When I’m troubled, a good drive alone can help. It combines seclusion and roaming free. The road is a comfort at times, even though it holds dangers.
I have no desire for a motorcycle. There are too many bad things that can happen. I’ve hit three deer in my life, with one slamming into my windshield. And I shudder to think of that collision on a two-wheeler. But I can understand the attraction of cruising the countryside, lost in thought with just the wind and asphalt.
As the pastures pass, I think of what I should have said, or reflect on things long gone, like actually sliding into a base. I can drive for many miles not really noticing the details of the land around me. I’m too wrapped up in 1986 to count how many chicken houses I just passed.
But other times I make a point of looking at the world. And it’s sort of a mental exercise to me, riding the road, considering all the ways different people view the same things.
I know the golfer sees that bend in the trees as a dogleg suited for his slice. He imagines the pond as a formidable par-3 water hazard. The fisherman sees that same pond and can feel that familiar tug on the line, while performing a mental checklist of what’s in his tackle box. He thinks of his own spots to cast the line.
The real estate man passes that empty house, thinking of the market, what it is and what it was. The utility men look at the power lines, noticing where the trees need to be cut back, remembering the aches of the snowstorm. The engineer thinks of how the road wasn’t properly graded, leaving a dangerous blind spot. The lawnmower man looks for that shaggy yard. The vandal looks for the sign he can shoot. His eyes dart for the law.
The new parents ride with their baby through the intersection on their way home from the hospital, believing they should be allowed a personal siren to clear everyone out of the way, just this once.
The good-hearted sort notices a pained expression on a stranger by the road.
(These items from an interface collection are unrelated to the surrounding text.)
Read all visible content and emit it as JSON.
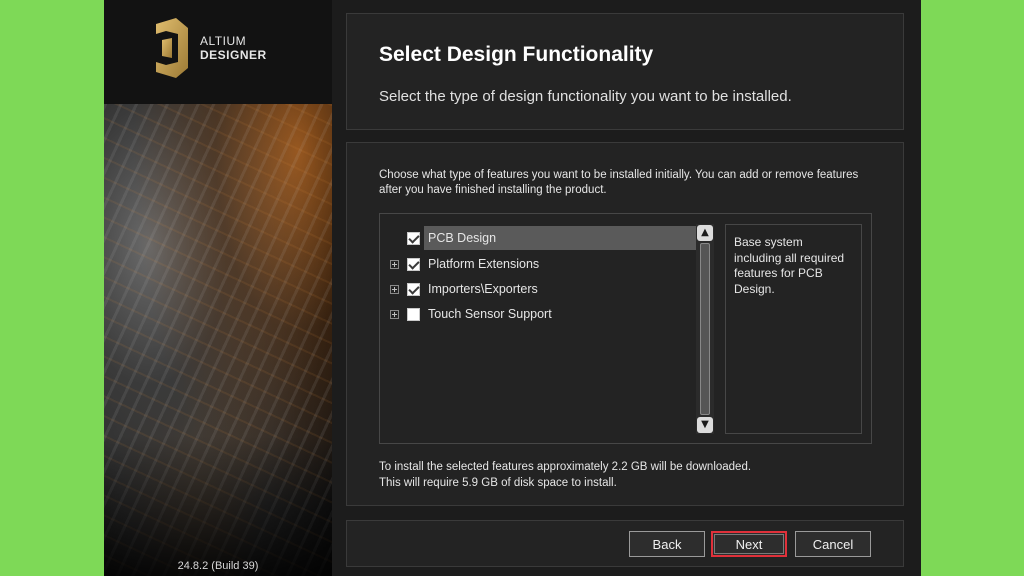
{
  "branding": {
    "logo_line1": "ALTIUM",
    "logo_line2": "DESIGNER",
    "version": "24.8.2 (Build 39)",
    "accent_color": "#c8a255"
  },
  "header": {
    "title": "Select Design Functionality",
    "subtitle": "Select the type of design functionality you want to be installed."
  },
  "content": {
    "intro": "Choose what type of features you want to be installed initially. You can add or remove features after you have finished installing the product.",
    "features": [
      {
        "label": "PCB Design",
        "checked": true,
        "expandable": false,
        "selected": true
      },
      {
        "label": "Platform Extensions",
        "checked": true,
        "expandable": true,
        "selected": false
      },
      {
        "label": "Importers\\Exporters",
        "checked": true,
        "expandable": true,
        "selected": false
      },
      {
        "label": "Touch Sensor Support",
        "checked": false,
        "expandable": true,
        "selected": false
      }
    ],
    "description": "Base system including all required features for PCB Design.",
    "size_note_line1": "To install the selected features approximately 2.2 GB will be downloaded.",
    "size_note_line2": "This will require 5.9 GB of disk space to install."
  },
  "footer": {
    "back_label": "Back",
    "next_label": "Next",
    "cancel_label": "Cancel",
    "highlight_color": "#e0303a"
  },
  "icons": {
    "scroll_up": "▲",
    "scroll_down": "▼"
  }
}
The eye contact sparks that need to do something for someone. The person who lacks something inside sees that same pained face and laughs, the inner voice repeating, “better you than me, buddy.”
Some consider the land before their time, how they occupy just a brief sneeze in its long history. They consider how it looked when there were no roads, how long it might take to turn to rubble after people quit driving them.
But we do keep driving them. We’re in our own little bubbles, our own little universes, passing each other along the way, maybe throwing up a finger wave if we feel it.
Zach Mitcham is editor of The Madison County Journal.